certain directions of magnetization this latter term has the effect of making the AI atoms, within a given tetrahedral group, inequivalent. Thus, for a general direction of magnetization it is necessary to employ four nuclear hamiitonians [4] to describe the A!27 hyperfine interactions. These are of the form H = y h I ( H s + H~a) + ½(3 c o s ~ Oa -- 1)P

(i)

[3I~ - I ( I + 1)], where (i)

Hs is the magnetic field due to conduction electrons, etc., (ii) H i is a local dipolar field for the AI site " a " in question (fig. 1), (iii) P is the electric quadruple parameter due to the lattice, and (iv) 0a is the angle between Hs and /'/d and the electric symmetry axis characterizing the " a " Al site.
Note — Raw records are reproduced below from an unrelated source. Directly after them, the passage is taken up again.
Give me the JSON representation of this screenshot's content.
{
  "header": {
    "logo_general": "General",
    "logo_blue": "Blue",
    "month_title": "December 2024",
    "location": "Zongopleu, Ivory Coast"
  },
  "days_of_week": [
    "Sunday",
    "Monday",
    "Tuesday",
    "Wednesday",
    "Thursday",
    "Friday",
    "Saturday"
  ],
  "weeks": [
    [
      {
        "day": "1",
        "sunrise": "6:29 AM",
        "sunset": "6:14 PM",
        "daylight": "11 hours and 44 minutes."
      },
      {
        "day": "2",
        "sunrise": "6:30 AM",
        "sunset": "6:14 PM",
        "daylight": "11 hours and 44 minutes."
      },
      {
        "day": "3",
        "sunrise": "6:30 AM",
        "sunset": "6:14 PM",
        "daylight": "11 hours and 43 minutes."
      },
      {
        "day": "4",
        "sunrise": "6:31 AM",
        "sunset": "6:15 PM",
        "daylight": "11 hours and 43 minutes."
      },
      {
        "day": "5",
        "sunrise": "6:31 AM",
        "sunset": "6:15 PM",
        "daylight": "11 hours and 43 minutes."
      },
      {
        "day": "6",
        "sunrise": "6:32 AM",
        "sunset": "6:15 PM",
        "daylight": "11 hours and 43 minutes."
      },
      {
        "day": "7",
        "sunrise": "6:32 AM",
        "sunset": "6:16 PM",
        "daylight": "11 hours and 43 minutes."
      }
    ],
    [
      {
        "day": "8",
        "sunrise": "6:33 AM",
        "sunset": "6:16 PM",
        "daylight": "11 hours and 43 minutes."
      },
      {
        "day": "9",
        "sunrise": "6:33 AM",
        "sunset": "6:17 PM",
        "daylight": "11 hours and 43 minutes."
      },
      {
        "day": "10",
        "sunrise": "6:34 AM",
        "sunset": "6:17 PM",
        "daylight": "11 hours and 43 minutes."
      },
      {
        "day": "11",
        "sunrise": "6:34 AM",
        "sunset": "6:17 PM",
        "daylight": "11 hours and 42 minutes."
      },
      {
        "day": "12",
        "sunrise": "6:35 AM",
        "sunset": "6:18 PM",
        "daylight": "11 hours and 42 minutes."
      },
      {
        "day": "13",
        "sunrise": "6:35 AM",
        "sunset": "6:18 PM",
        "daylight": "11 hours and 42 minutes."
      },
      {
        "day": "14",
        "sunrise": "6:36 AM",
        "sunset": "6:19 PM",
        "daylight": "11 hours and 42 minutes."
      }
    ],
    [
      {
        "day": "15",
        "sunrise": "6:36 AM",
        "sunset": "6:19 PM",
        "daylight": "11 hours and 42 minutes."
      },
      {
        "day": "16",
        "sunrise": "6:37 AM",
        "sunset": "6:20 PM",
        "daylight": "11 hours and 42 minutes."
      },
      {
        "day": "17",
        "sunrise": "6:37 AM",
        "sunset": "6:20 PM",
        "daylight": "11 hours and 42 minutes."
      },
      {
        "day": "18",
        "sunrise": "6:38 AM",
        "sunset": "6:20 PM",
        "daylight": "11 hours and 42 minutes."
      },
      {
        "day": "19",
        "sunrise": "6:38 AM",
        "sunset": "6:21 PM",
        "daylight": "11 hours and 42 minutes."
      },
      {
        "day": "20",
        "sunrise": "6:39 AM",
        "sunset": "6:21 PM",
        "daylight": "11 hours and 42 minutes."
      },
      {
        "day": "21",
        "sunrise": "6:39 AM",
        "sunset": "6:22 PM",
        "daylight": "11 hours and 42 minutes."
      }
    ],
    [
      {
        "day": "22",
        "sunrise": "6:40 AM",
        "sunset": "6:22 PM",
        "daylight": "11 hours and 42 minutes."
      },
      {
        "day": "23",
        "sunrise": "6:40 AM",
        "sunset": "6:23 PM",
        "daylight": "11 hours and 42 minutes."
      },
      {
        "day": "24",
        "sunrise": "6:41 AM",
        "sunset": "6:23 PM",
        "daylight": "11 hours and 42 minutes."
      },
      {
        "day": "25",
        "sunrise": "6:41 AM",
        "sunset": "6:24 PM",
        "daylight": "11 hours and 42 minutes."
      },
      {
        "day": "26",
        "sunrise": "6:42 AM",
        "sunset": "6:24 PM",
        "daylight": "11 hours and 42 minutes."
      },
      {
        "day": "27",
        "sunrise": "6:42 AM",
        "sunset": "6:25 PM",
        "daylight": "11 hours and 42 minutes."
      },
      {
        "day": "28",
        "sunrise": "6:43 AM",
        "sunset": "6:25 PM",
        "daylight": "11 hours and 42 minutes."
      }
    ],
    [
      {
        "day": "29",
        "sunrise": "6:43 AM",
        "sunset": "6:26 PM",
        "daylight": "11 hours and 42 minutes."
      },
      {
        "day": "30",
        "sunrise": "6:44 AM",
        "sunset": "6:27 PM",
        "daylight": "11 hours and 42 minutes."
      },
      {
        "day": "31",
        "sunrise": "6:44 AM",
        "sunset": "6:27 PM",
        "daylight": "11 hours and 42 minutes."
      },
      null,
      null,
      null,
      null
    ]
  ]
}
[111]

~.s

Ts.o !~

l.,5

2. Hyperfine fields at the A! sites

It is well known that the spectral details of the 27A1 resonance in the cubic rare earth-Al2 compounds are determined not only by the core and conduction electron polarization hyperfine field contributions but also by the dipolar fields. For Physica 86-88B (1977) 179-180 (~) North-Holland

1~5

3LO

/.J5 8

6~0

7J5

90

-'-

Fig. 1. Calculated magnetic hyperfine fields at the AI 2~ nuclei as M rotates in the [110] plane.

180 Experimentally H~= 52 MHz ( - 4.8 T), Hd is -=--8.5 MHz ( - 0.8 T) and P is = 0.5 MHz. Thus the dipolar fields play the major role in determining the character of the A127 N M R spectra. The expression for the dipolar fields in the Laves compounds take on a particularly simple form if the matrix methods of Arif et ai. [6] are employed. This shows that if the atom in question possesses a threefold rotational axis, then the local dipolar fields may be written in the simple matrix form

direction of magnetization. Moreover if we take H~ = 4.8 T and (Dz:)6d = 0.75 T then excellent agreement is obtained between the experimental data and the theoretical predictions embodied in fig. 2, provided we assume that the preferred direction at 4.2 K lies along a [221] cubic axis. Turning now to the electric quadrupole interaction we have computed the values of Pen[ = ½(3 c o s 2 0 - 1 ) P ] for a spin rotation in the [110] plane, to allow a comparison between theory and experiment. This reveals that the ratio of the I I l l l / o/~eff [III] - - 2.22, for a quadrupole parameters = D'-eft [221] direction of magnetization which is very close to the experimentally determined value of 2.17 [3] at 4.2 K. In this regard we note that the magnon induced nuclear quadrupole interaction [5] vanishes identically at T = 0 K and is therefore fundamentally incapable of accounting for the experimental value at T = 4.2 K. Finally we comment on the observed decrease in the effective quadrupole parameter at the [111] site as the temperature is raised [4]. This behaviour can be understood if it is assumed that the direction of preferred magnetization rotates from a [221] to a [111] cubic axis as the temperature is raised. This would lead to a decrease in the angle 0 between the magnetic hyperfine field and the [111] axis and hence give rise to an increase in the quadrupole parameter Per at the [111] site. -

/'/~ =/3t~od,

(2)

where o D[Illl

=

Dzz

o Dtml = Dzz

½

o

Dzz

o -½ -½

-5 o :

-

,

(3) D [fIll

=

½ o

D Ilft] = Dzz 1

Eq. (2) may now be used to examine the effects of the local dipolar fields on the magnetic hyperfine fields on the magnetic hyperfine fields at the Ai sites, as the magnetization is rotated with respect to the crystal axes. The results of such a calculation for a rotation in the plane containing the [I l m] axes may be seen in fig. 1. From an examination of this diagram it will be observed that the N M R spectrum consists of three peaks, in the ratio of 2 : 1 : 1 , for a [221]

-

References

[1] N. Shamir, N. Kaplan and J.H. Wernick, J. Phys. Paris 32 (1971) CI, 902. [2] E. Dormann, K.H.J. Buschow, K.N.R. Taylor, G, Brown and M.A.A. lssa, J. Phys. F. 3 (1973) 220. [3] N. Kaplan, E. Dormann, K.H.J. Buschow and D. Lebenbaum, Phys. Rev. B7 (1973) 40. [4] J. Degani and N. Kaplan, Phys. Rev. B7 (1973) 2132. [5] V. Zevin and N. Kaplan, Phys. Rev. B12 (1975) 4604. [6] S.K. Arif, D.St.P. Bunbury, G.J. Bowden and R.K. Day, J. Phys. F. 5 (1975) 1048.